(Beginning of MATERIAL SUPPLIED)

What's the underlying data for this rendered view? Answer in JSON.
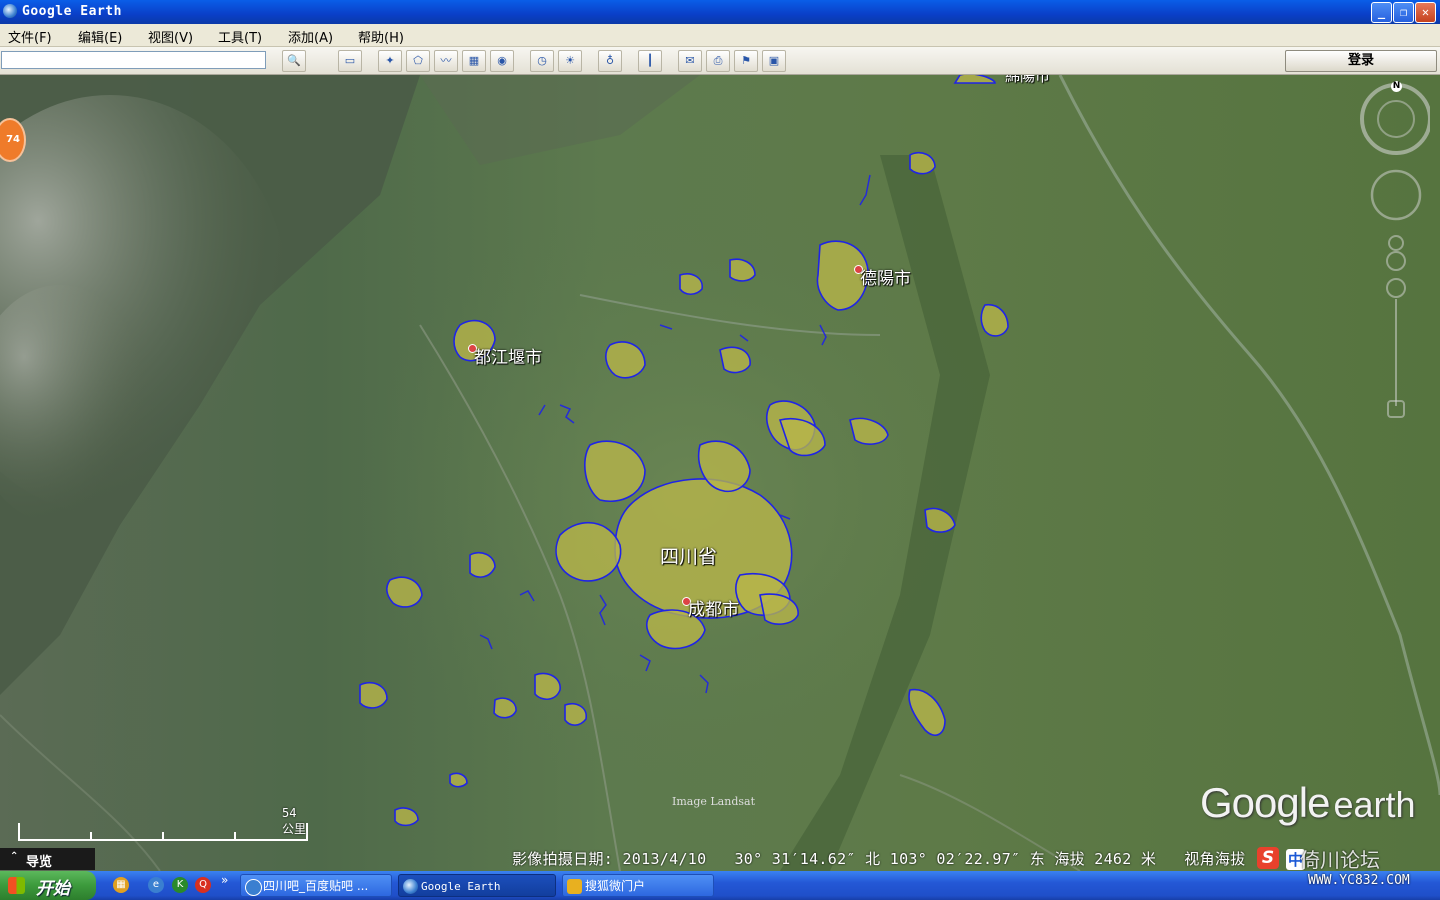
{
  "window": {
    "title": "Google Earth"
  },
  "menu": [
    {
      "label": "文件(F)"
    },
    {
      "label": "编辑(E)"
    },
    {
      "label": "视图(V)"
    },
    {
      "label": "工具(T)"
    },
    {
      "label": "添加(A)"
    },
    {
      "label": "帮助(H)"
    }
  ],
  "toolbar": {
    "search_value": "",
    "login_label": "登录"
  },
  "map": {
    "labels": {
      "deyang": "德陽市",
      "dujiangyan": "都江堰市",
      "sichuan": "四川省",
      "chengdu": "成都市",
      "mianyang": "綿陽市"
    },
    "image_credit": "Image Landsat",
    "scale_text": "54 公里",
    "status": {
      "date": "影像拍摄日期: 2013/4/10",
      "lat": "30° 31′14.62″ 北",
      "lon": "103° 02′22.97″ 东",
      "elev": "海拔  2462 米",
      "eye": "视角海拔"
    },
    "logo_google": "Google",
    "logo_earth": "earth",
    "compass_n": "N"
  },
  "left_badge": "74",
  "nav_panel": {
    "label": "导览"
  },
  "taskbar": {
    "start": "开始",
    "tasks": [
      {
        "label": "四川吧_百度贴吧 ..."
      },
      {
        "label": "Google Earth"
      },
      {
        "label": "搜狐微门户"
      }
    ]
  },
  "ime": {
    "s": "S",
    "zh": "中"
  },
  "watermark": {
    "text": "倚川论坛",
    "url": "WWW.YC832.COM"
  }
}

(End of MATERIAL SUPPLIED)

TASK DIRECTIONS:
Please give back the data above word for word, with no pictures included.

ANSWER TO THIS EXERCISE:
What's the underlying data for this rendered view? Answer in JSON.
{
  "window": {
    "title": "Google Earth"
  },
  "menu": [
    {
      "label": "文件(F)"
    },
    {
      "label": "编辑(E)"
    },
    {
      "label": "视图(V)"
    },
    {
      "label": "工具(T)"
    },
    {
      "label": "添加(A)"
    },
    {
      "label": "帮助(H)"
    }
  ],
  "toolbar": {
    "search_value": "",
    "login_label": "登录"
  },
  "map": {
    "labels": {
      "deyang": "德陽市",
      "dujiangyan": "都江堰市",
      "sichuan": "四川省",
      "chengdu": "成都市",
      "mianyang": "綿陽市"
    },
    "image_credit": "Image Landsat",
    "scale_text": "54 公里",
    "status": {
      "date": "影像拍摄日期: 2013/4/10",
      "lat": "30° 31′14.62″ 北",
      "lon": "103° 02′22.97″ 东",
      "elev": "海拔  2462 米",
      "eye": "视角海拔"
    },
    "logo_google": "Google",
    "logo_earth": "earth",
    "compass_n": "N"
  },
  "left_badge": "74",
  "nav_panel": {
    "label": "导览"
  },
  "taskbar": {
    "start": "开始",
    "tasks": [
      {
        "label": "四川吧_百度贴吧 ..."
      },
      {
        "label": "Google Earth"
      },
      {
        "label": "搜狐微门户"
      }
    ]
  },
  "ime": {
    "s": "S",
    "zh": "中"
  },
  "watermark": {
    "text": "倚川论坛",
    "url": "WWW.YC832.COM"
  }
}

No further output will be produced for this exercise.